:: What you are asked to do ::
Write every entry out again, unchanged.

:: Entries supplied ::
============

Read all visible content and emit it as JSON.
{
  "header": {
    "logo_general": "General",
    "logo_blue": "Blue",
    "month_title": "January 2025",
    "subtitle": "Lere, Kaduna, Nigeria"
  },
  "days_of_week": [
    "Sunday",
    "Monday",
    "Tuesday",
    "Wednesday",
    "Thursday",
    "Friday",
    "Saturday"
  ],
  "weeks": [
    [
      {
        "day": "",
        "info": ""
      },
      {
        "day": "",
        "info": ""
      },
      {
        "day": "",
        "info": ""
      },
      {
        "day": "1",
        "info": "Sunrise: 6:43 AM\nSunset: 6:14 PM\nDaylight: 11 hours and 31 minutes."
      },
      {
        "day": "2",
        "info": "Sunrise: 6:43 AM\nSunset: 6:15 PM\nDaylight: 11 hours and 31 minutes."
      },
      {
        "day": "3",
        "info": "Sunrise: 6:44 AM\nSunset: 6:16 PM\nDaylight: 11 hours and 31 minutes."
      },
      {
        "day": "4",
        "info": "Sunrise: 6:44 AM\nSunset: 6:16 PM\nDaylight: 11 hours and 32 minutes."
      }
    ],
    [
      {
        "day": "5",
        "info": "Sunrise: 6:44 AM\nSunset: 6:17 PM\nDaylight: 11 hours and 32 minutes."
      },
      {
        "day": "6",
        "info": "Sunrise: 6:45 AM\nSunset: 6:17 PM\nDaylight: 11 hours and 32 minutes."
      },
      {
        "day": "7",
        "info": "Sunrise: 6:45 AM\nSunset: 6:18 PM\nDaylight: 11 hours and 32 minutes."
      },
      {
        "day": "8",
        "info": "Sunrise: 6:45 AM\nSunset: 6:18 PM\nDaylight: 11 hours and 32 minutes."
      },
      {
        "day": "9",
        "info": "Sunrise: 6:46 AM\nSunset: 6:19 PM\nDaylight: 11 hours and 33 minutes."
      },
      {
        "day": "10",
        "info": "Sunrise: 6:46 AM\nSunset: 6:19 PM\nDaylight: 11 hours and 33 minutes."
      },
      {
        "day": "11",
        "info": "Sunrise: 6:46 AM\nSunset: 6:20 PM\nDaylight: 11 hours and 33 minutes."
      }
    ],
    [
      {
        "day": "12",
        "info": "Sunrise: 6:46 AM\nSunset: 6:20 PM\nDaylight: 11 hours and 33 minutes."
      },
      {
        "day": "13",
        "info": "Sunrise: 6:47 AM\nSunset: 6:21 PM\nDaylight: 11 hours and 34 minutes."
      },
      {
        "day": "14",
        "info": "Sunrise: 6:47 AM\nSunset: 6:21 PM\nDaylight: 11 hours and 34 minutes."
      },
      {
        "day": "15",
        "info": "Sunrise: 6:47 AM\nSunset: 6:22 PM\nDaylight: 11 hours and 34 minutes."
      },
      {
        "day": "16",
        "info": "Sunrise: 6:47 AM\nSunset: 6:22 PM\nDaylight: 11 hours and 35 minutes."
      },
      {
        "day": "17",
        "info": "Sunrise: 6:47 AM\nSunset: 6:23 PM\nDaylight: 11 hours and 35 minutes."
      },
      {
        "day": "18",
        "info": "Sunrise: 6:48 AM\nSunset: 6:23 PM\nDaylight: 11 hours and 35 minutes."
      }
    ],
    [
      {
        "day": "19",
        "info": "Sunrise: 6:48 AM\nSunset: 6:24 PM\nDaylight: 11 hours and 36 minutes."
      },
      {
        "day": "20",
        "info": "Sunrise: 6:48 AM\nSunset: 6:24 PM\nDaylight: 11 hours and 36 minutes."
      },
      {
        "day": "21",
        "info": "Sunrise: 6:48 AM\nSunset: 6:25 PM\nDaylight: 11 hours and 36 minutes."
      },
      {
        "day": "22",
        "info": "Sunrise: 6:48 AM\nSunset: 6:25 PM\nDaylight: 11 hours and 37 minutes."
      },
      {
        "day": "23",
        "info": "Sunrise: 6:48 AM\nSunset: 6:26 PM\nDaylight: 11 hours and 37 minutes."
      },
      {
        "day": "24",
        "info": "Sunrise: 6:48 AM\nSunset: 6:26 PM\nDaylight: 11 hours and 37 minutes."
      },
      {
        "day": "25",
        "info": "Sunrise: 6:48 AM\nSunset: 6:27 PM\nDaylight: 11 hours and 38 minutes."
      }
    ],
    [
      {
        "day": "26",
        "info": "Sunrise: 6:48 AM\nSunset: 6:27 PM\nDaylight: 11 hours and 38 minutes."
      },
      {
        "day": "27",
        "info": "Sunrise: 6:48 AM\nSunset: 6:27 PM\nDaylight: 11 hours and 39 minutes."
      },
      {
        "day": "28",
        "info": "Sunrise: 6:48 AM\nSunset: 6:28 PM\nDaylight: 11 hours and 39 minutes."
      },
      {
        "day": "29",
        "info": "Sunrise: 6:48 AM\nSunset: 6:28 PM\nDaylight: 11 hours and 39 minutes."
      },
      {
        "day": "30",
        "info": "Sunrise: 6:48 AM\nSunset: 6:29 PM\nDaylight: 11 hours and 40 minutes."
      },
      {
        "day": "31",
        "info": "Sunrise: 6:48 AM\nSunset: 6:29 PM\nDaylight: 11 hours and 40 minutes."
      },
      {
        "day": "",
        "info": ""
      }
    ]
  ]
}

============

:: Your solution ::
Read all visible content and emit it as JSON.
{
  "header": {
    "logo_general": "General",
    "logo_blue": "Blue",
    "month_title": "January 2025",
    "subtitle": "Lere, Kaduna, Nigeria"
  },
  "days_of_week": [
    "Sunday",
    "Monday",
    "Tuesday",
    "Wednesday",
    "Thursday",
    "Friday",
    "Saturday"
  ],
  "weeks": [
    [
      {
        "day": "",
        "info": ""
      },
      {
        "day": "",
        "info": ""
      },
      {
        "day": "",
        "info": ""
      },
      {
        "day": "1",
        "info": "Sunrise: 6:43 AM\nSunset: 6:14 PM\nDaylight: 11 hours and 31 minutes."
      },
      {
        "day": "2",
        "info": "Sunrise: 6:43 AM\nSunset: 6:15 PM\nDaylight: 11 hours and 31 minutes."
      },
      {
        "day": "3",
        "info": "Sunrise: 6:44 AM\nSunset: 6:16 PM\nDaylight: 11 hours and 31 minutes."
      },
      {
        "day": "4",
        "info": "Sunrise: 6:44 AM\nSunset: 6:16 PM\nDaylight: 11 hours and 32 minutes."
      }
    ],
    [
      {
        "day": "5",
        "info": "Sunrise: 6:44 AM\nSunset: 6:17 PM\nDaylight: 11 hours and 32 minutes."
      },
      {
        "day": "6",
        "info": "Sunrise: 6:45 AM\nSunset: 6:17 PM\nDaylight: 11 hours and 32 minutes."
      },
      {
        "day": "7",
        "info": "Sunrise: 6:45 AM\nSunset: 6:18 PM\nDaylight: 11 hours and 32 minutes."
      },
      {
        "day": "8",
        "info": "Sunrise: 6:45 AM\nSunset: 6:18 PM\nDaylight: 11 hours and 32 minutes."
      },
      {
        "day": "9",
        "info": "Sunrise: 6:46 AM\nSunset: 6:19 PM\nDaylight: 11 hours and 33 minutes."
      },
      {
        "day": "10",
        "info": "Sunrise: 6:46 AM\nSunset: 6:19 PM\nDaylight: 11 hours and 33 minutes."
      },
      {
        "day": "11",
        "info": "Sunrise: 6:46 AM\nSunset: 6:20 PM\nDaylight: 11 hours and 33 minutes."
      }
    ],
    [
      {
        "day": "12",
        "info": "Sunrise: 6:46 AM\nSunset: 6:20 PM\nDaylight: 11 hours and 33 minutes."
      },
      {
        "day": "13",
        "info": "Sunrise: 6:47 AM\nSunset: 6:21 PM\nDaylight: 11 hours and 34 minutes."
      },
      {
        "day": "14",
        "info": "Sunrise: 6:47 AM\nSunset: 6:21 PM\nDaylight: 11 hours and 34 minutes."
      },
      {
        "day": "15",
        "info": "Sunrise: 6:47 AM\nSunset: 6:22 PM\nDaylight: 11 hours and 34 minutes."
      },
      {
        "day": "16",
        "info": "Sunrise: 6:47 AM\nSunset: 6:22 PM\nDaylight: 11 hours and 35 minutes."
      },
      {
        "day": "17",
        "info": "Sunrise: 6:47 AM\nSunset: 6:23 PM\nDaylight: 11 hours and 35 minutes."
      },
      {
        "day": "18",
        "info": "Sunrise: 6:48 AM\nSunset: 6:23 PM\nDaylight: 11 hours and 35 minutes."
      }
    ],
    [
      {
        "day": "19",
        "info": "Sunrise: 6:48 AM\nSunset: 6:24 PM\nDaylight: 11 hours and 36 minutes."
      },
      {
        "day": "20",
        "info": "Sunrise: 6:48 AM\nSunset: 6:24 PM\nDaylight: 11 hours and 36 minutes."
      },
      {
        "day": "21",
        "info": "Sunrise: 6:48 AM\nSunset: 6:25 PM\nDaylight: 11 hours and 36 minutes."
      },
      {
        "day": "22",
        "info": "Sunrise: 6:48 AM\nSunset: 6:25 PM\nDaylight: 11 hours and 37 minutes."
      },
      {
        "day": "23",
        "info": "Sunrise: 6:48 AM\nSunset: 6:26 PM\nDaylight: 11 hours and 37 minutes."
      },
      {
        "day": "24",
        "info": "Sunrise: 6:48 AM\nSunset: 6:26 PM\nDaylight: 11 hours and 37 minutes."
      },
      {
        "day": "25",
        "info": "Sunrise: 6:48 AM\nSunset: 6:27 PM\nDaylight: 11 hours and 38 minutes."
      }
    ],
    [
      {
        "day": "26",
        "info": "Sunrise: 6:48 AM\nSunset: 6:27 PM\nDaylight: 11 hours and 38 minutes."
      },
      {
        "day": "27",
        "info": "Sunrise: 6:48 AM\nSunset: 6:27 PM\nDaylight: 11 hours and 39 minutes."
      },
      {
        "day": "28",
        "info": "Sunrise: 6:48 AM\nSunset: 6:28 PM\nDaylight: 11 hours and 39 minutes."
      },
      {
        "day": "29",
        "info": "Sunrise: 6:48 AM\nSunset: 6:28 PM\nDaylight: 11 hours and 39 minutes."
      },
      {
        "day": "30",
        "info": "Sunrise: 6:48 AM\nSunset: 6:29 PM\nDaylight: 11 hours and 40 minutes."
      },
      {
        "day": "31",
        "info": "Sunrise: 6:48 AM\nSunset: 6:29 PM\nDaylight: 11 hours and 40 minutes."
      },
      {
        "day": "",
        "info": ""
      }
    ]
  ]
}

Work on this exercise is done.